INSTRUCTIONS FOR THE TASK:
Copy all lines below containing "joined".

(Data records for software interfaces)
^^^^^^^^

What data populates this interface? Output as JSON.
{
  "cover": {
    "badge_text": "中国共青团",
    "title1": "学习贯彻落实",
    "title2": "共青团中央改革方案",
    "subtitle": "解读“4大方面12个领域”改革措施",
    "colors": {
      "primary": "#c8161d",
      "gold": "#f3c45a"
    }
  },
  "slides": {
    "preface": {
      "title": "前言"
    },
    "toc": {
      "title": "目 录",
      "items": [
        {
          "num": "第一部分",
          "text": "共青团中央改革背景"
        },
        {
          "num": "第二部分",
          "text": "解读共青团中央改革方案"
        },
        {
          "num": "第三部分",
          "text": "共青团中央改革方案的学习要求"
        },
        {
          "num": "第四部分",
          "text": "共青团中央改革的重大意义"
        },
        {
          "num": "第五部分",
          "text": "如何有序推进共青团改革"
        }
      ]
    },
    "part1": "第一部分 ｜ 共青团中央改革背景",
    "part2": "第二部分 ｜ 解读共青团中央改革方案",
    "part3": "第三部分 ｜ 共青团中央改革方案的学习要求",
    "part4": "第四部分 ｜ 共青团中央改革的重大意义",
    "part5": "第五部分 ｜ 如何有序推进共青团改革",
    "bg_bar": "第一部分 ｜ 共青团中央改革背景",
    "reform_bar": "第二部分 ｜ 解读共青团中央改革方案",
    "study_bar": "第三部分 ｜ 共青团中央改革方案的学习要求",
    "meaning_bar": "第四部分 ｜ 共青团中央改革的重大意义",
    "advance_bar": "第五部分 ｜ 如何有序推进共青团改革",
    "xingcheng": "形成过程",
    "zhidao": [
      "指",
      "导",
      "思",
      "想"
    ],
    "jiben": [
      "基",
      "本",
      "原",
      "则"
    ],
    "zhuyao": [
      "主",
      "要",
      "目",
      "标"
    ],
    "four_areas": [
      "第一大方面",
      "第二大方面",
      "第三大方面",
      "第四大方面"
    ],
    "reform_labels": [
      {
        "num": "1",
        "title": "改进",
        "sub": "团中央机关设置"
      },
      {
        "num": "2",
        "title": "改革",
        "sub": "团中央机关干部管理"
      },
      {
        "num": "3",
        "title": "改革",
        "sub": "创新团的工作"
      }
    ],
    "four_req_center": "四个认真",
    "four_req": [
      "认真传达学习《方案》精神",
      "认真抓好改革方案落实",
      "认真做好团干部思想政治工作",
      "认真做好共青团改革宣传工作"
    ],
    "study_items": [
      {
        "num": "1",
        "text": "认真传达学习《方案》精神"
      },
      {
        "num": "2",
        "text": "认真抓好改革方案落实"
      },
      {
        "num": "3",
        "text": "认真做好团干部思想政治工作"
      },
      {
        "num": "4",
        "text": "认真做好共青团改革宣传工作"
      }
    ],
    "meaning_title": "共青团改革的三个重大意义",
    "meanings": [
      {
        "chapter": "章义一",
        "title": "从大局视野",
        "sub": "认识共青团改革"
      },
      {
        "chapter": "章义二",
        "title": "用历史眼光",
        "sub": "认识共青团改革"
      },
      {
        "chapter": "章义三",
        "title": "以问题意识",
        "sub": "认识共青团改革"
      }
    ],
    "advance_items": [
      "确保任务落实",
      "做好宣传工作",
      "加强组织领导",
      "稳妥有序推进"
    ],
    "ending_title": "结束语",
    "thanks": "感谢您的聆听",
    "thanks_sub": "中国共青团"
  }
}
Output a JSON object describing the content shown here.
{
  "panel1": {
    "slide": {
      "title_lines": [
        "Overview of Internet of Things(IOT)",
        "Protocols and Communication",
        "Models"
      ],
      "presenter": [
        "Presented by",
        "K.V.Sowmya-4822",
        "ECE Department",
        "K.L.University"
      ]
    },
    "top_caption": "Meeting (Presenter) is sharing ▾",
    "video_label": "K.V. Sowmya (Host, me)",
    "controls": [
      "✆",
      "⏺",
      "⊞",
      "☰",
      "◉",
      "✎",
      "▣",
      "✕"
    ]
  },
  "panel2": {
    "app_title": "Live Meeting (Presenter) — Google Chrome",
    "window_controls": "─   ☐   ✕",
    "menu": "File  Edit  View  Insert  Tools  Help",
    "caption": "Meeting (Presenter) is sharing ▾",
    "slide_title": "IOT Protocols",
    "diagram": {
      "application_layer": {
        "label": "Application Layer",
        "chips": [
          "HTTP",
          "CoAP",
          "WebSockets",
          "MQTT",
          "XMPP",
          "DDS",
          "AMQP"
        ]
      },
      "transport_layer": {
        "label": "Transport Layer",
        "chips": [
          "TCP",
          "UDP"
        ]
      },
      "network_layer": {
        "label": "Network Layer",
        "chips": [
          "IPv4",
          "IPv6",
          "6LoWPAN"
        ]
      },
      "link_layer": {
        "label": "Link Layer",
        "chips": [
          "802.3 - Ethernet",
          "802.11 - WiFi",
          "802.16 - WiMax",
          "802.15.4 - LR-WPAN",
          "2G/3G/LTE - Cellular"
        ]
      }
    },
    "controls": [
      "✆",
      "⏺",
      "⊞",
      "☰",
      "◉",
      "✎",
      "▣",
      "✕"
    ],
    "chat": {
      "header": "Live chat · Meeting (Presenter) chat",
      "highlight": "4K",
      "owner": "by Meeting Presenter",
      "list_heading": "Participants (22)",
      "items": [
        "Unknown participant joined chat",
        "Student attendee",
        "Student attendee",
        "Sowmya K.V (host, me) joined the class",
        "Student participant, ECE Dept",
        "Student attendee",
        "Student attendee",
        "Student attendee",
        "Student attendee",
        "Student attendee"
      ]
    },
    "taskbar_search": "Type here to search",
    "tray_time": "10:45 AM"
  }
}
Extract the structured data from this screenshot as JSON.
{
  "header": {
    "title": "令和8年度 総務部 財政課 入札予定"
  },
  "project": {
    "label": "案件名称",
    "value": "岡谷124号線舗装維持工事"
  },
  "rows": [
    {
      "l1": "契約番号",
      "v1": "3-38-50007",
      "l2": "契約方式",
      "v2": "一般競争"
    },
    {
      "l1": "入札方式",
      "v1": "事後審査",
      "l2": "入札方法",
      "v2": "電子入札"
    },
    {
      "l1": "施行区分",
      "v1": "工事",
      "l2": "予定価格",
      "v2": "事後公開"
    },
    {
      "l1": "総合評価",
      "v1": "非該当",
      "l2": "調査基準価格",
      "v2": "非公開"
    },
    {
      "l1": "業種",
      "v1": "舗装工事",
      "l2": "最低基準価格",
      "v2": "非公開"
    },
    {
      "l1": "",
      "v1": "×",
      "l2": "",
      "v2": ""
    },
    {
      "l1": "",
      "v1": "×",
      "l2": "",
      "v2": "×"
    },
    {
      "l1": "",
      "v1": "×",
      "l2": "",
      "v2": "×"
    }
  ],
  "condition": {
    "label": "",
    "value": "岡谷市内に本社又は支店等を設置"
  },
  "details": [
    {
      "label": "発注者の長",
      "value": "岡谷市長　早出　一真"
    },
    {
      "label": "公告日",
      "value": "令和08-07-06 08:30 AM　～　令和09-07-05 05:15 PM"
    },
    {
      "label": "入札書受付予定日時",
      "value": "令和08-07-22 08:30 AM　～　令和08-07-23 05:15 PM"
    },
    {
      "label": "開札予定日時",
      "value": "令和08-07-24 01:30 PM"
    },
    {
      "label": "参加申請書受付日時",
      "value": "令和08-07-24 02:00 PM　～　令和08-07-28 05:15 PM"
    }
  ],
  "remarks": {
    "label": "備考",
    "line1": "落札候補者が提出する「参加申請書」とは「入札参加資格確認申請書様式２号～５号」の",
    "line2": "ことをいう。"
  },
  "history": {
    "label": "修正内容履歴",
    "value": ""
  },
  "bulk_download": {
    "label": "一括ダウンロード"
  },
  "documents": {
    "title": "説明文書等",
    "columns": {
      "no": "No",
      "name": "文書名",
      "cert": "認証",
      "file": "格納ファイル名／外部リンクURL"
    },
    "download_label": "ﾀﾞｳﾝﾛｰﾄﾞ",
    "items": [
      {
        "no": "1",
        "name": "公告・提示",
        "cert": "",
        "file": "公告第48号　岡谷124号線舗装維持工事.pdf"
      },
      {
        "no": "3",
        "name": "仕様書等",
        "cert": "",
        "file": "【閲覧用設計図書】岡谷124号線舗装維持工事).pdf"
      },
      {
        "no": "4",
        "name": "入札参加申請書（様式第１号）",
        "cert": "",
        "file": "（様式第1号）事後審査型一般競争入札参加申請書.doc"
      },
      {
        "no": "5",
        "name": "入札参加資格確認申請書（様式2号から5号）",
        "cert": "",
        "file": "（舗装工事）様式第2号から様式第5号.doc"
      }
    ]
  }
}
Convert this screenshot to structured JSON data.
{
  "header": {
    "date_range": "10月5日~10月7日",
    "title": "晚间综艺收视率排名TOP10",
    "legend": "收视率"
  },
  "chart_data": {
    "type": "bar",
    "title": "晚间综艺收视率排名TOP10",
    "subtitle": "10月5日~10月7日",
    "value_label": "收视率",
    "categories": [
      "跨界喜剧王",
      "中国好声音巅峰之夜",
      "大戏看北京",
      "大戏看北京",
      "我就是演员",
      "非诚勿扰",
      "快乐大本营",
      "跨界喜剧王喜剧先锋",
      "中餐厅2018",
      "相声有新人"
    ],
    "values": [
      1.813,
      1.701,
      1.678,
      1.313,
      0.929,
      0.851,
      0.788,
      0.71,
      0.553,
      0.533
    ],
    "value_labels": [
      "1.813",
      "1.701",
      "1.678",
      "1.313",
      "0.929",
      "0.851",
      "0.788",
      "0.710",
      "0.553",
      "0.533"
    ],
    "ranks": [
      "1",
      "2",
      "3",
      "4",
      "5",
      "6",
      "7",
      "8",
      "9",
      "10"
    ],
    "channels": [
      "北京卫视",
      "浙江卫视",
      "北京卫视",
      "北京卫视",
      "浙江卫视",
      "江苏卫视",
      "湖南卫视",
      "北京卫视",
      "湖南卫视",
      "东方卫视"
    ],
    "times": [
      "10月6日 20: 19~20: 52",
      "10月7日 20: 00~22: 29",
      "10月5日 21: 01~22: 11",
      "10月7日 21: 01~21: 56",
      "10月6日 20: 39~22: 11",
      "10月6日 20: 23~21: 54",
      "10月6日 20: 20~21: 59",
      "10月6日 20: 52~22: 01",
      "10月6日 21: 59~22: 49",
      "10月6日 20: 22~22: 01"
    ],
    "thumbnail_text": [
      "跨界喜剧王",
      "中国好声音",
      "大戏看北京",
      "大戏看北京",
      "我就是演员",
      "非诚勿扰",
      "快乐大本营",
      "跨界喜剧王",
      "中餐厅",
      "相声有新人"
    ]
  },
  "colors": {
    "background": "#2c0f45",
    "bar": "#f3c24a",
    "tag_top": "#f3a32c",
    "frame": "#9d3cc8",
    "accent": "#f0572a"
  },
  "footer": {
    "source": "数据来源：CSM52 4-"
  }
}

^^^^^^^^

SOLUTION BELOW:
        "Unknown participant joined chat",
        "Sowmya K.V (host, me) joined the class",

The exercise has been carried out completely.